What do members really want? Simply put, they want their credit union to support their financial wellbeing.
Members who agree that their credit union looks out for their financial wellbeing are three times more likely to be engaged. And, engaged members are 39% more likely to sign up for new services, 49% more likely to increase balances, and 32% more likely to seek out their credit union first for financial advice.
But, often, credit union leaders conflate financial health with financial wellbeing. These are not the same. Financial health is about money; financial wellbeing is about a person’s emotional relationship with that money. If you are making decisions for your credit union based on an inaccurate premise of financial health and trying instead to differentiate based on friendly service, you’re missing the opportunity to serve members as fully as you could be and will lose members to your banking brethren.
Gallup research has found that financial wellbeing does tend to get better with higher income. That might not be surprising; however, our research has also found that is not always the case. It is common that people have high financial health and low financial wellbeing — and vice versa. For example, of those earning more than $120,000 per year, 43% are struggling or suffering in their financial wellbeing.
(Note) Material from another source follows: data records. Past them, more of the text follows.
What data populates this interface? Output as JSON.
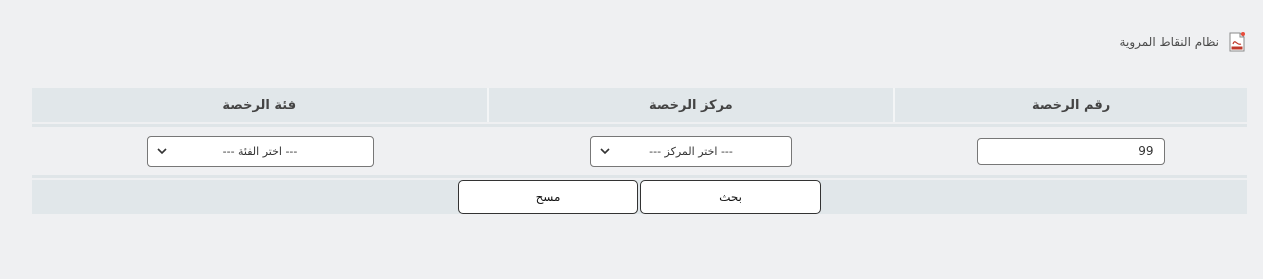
{
  "header": {
    "pdf_link_label": "نظام النقاط المروية",
    "pdf_icon": "pdf-file-icon"
  },
  "form": {
    "columns": [
      {
        "key": "license_number",
        "label": "رقم الرخصة"
      },
      {
        "key": "license_center",
        "label": "مركز الرخصة"
      },
      {
        "key": "license_class",
        "label": "فئة الرخصة"
      }
    ],
    "license_number_value": "99",
    "license_center_selected": "--- اختر المركز ---",
    "license_class_selected": "--- اختر الفئة ---"
  },
  "buttons": {
    "search_label": "بحث",
    "clear_label": "مسح"
  }
}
As such, there are opportunities across all socioeconomic groups to improve financial wellbeing.
When the novel coronavirus hit in 2020, the U.S. population entered a stark reality within a matter of weeks as daily significant stress and worry spiked to an unprecedented magnitude. According to Gallup’s U.S. panel study, 50% of people were worried they would experience not only financial hardship but severe financial hardship. This concern spanned well past the initial onset of the virus.
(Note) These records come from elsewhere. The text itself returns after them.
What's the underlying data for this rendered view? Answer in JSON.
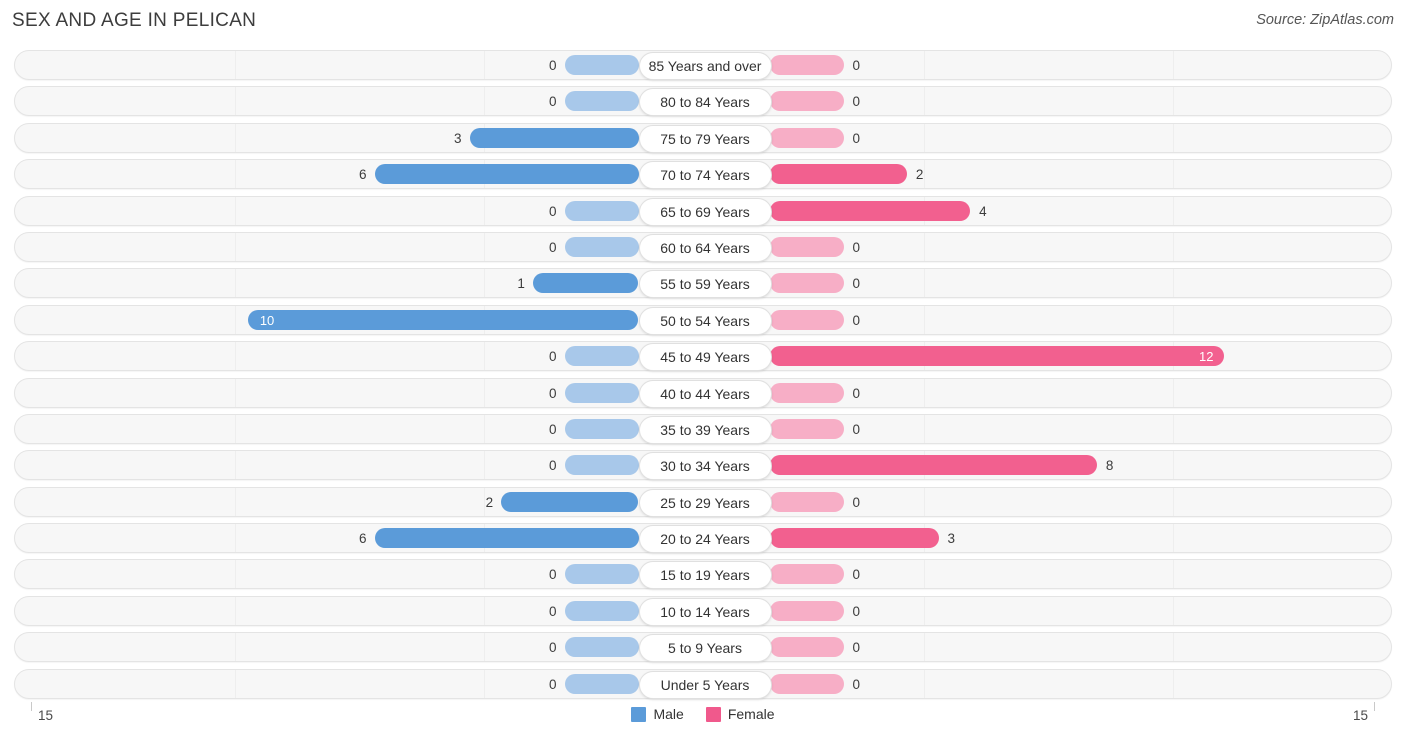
{
  "header": {
    "title": "SEX AND AGE IN PELICAN",
    "source": "Source: ZipAtlas.com"
  },
  "legend": {
    "male_label": "Male",
    "female_label": "Female",
    "male_color": "#5b9bd9",
    "female_color": "#f0598c"
  },
  "axis": {
    "left_tick": "15",
    "right_tick": "15"
  },
  "colors": {
    "male_strong": "#5b9bd9",
    "male_light": "#a8c8ea",
    "female_strong": "#f2608f",
    "female_light": "#f7aec6",
    "row_bg": "#f7f7f7",
    "row_border": "#e4e4e4"
  },
  "chart_data": {
    "type": "bar",
    "title": "SEX AND AGE IN PELICAN",
    "subtitle": "Source: ZipAtlas.com",
    "orientation": "horizontal",
    "style": "population-pyramid",
    "xlabel": "",
    "ylabel": "",
    "xlim": [
      15,
      15
    ],
    "axis_max": 15,
    "grid": false,
    "legend_position": "bottom-center",
    "categories": [
      "85 Years and over",
      "80 to 84 Years",
      "75 to 79 Years",
      "70 to 74 Years",
      "65 to 69 Years",
      "60 to 64 Years",
      "55 to 59 Years",
      "50 to 54 Years",
      "45 to 49 Years",
      "40 to 44 Years",
      "35 to 39 Years",
      "30 to 34 Years",
      "25 to 29 Years",
      "20 to 24 Years",
      "15 to 19 Years",
      "10 to 14 Years",
      "5 to 9 Years",
      "Under 5 Years"
    ],
    "series": [
      {
        "name": "Male",
        "color": "#5b9bd9",
        "values": [
          0,
          0,
          3,
          6,
          0,
          0,
          1,
          10,
          0,
          0,
          0,
          0,
          2,
          6,
          0,
          0,
          0,
          0
        ]
      },
      {
        "name": "Female",
        "color": "#f2608f",
        "values": [
          0,
          0,
          0,
          2,
          4,
          0,
          0,
          0,
          12,
          0,
          0,
          8,
          0,
          3,
          0,
          0,
          0,
          0
        ]
      }
    ]
  },
  "rows": [
    {
      "age": "85 Years and over",
      "male": "0",
      "female": "0"
    },
    {
      "age": "80 to 84 Years",
      "male": "0",
      "female": "0"
    },
    {
      "age": "75 to 79 Years",
      "male": "3",
      "female": "0"
    },
    {
      "age": "70 to 74 Years",
      "male": "6",
      "female": "2"
    },
    {
      "age": "65 to 69 Years",
      "male": "0",
      "female": "4"
    },
    {
      "age": "60 to 64 Years",
      "male": "0",
      "female": "0"
    },
    {
      "age": "55 to 59 Years",
      "male": "1",
      "female": "0"
    },
    {
      "age": "50 to 54 Years",
      "male": "10",
      "female": "0"
    },
    {
      "age": "45 to 49 Years",
      "male": "0",
      "female": "12"
    },
    {
      "age": "40 to 44 Years",
      "male": "0",
      "female": "0"
    },
    {
      "age": "35 to 39 Years",
      "male": "0",
      "female": "0"
    },
    {
      "age": "30 to 34 Years",
      "male": "0",
      "female": "8"
    },
    {
      "age": "25 to 29 Years",
      "male": "2",
      "female": "0"
    },
    {
      "age": "20 to 24 Years",
      "male": "6",
      "female": "3"
    },
    {
      "age": "15 to 19 Years",
      "male": "0",
      "female": "0"
    },
    {
      "age": "10 to 14 Years",
      "male": "0",
      "female": "0"
    },
    {
      "age": "5 to 9 Years",
      "male": "0",
      "female": "0"
    },
    {
      "age": "Under 5 Years",
      "male": "0",
      "female": "0"
    }
  ]
}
Notably, for the eight credit unions participating in the Callahan-Gallup Collaborative Financial Wellbeing and Member Engagement Program, membership financial wellbeing improved.
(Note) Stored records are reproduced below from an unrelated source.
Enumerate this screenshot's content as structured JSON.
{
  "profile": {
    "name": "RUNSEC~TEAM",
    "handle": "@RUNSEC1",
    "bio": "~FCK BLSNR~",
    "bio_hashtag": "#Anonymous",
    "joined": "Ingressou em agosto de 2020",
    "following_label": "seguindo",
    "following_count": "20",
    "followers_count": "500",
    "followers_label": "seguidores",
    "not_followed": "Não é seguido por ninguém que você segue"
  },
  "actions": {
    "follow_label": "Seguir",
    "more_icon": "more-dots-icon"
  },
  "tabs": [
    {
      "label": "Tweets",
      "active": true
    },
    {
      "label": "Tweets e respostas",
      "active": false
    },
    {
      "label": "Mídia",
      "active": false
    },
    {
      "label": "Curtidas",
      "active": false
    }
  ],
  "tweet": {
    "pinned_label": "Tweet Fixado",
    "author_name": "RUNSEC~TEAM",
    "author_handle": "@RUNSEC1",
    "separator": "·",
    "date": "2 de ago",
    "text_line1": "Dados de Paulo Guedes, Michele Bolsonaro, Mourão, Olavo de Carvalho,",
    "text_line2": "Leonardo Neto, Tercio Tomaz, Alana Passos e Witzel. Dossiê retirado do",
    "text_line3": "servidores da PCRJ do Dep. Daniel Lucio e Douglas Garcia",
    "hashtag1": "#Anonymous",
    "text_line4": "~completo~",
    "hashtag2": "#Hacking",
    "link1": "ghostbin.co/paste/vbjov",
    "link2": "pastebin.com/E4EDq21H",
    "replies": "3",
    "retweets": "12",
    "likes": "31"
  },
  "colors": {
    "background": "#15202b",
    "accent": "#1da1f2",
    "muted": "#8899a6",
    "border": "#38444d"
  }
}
During the onset of the pandemic — from March through May 2020 — 35% of respondents reported they were “thriving” in their financial wellbeing. For the seven months following — June through December 2020 — 40% reported such. In fact, members averaged higher levels of financial wellbeing during the seven-month period of June through December than they did in January and February of 2020 — two months before the onset of the pandemic. Members’ emotional relationship to their money contained a greater sense of hope than what the financial health numbers on face value would portray.
So, what does this mean for the future of member service? Credit unions need to see members as people first — the person behind the numbers. And to truly know your members, you must understand them through their emotions — worry, confidence, and enjoyment. Believe it or not, this approach is a complete paradigm shift for most credit unions.
In a world of self-serving member experience metrics like “will you recommend me” or “am I your primary financial institution,” supporting a member’s financial wellbeing is refreshingly about them — “how are you doing” and “how can I better support you.” To put it another way, supporting a member’s financial wellbeing is the pinnacle of service.
Unfortunately, fewer than half believe their credit union looks out for their financial wellbeing. In 2016, credit unions had a 16% market edge compared to banks on this metric. In 2020, their edge was down to only 8%. Service has become a ubiquitous benefit touted by credit unions and banks over time.
But credit unions can regain their edge. If you were to think about the member story you are most proud of, my bet is the story would be one of financial wellbeing. When members take control their financial wellbeing, they change their destiny. And when credit unions view their own processes, products, and services through the lens of member financial wellbeing, their mission and margin soars.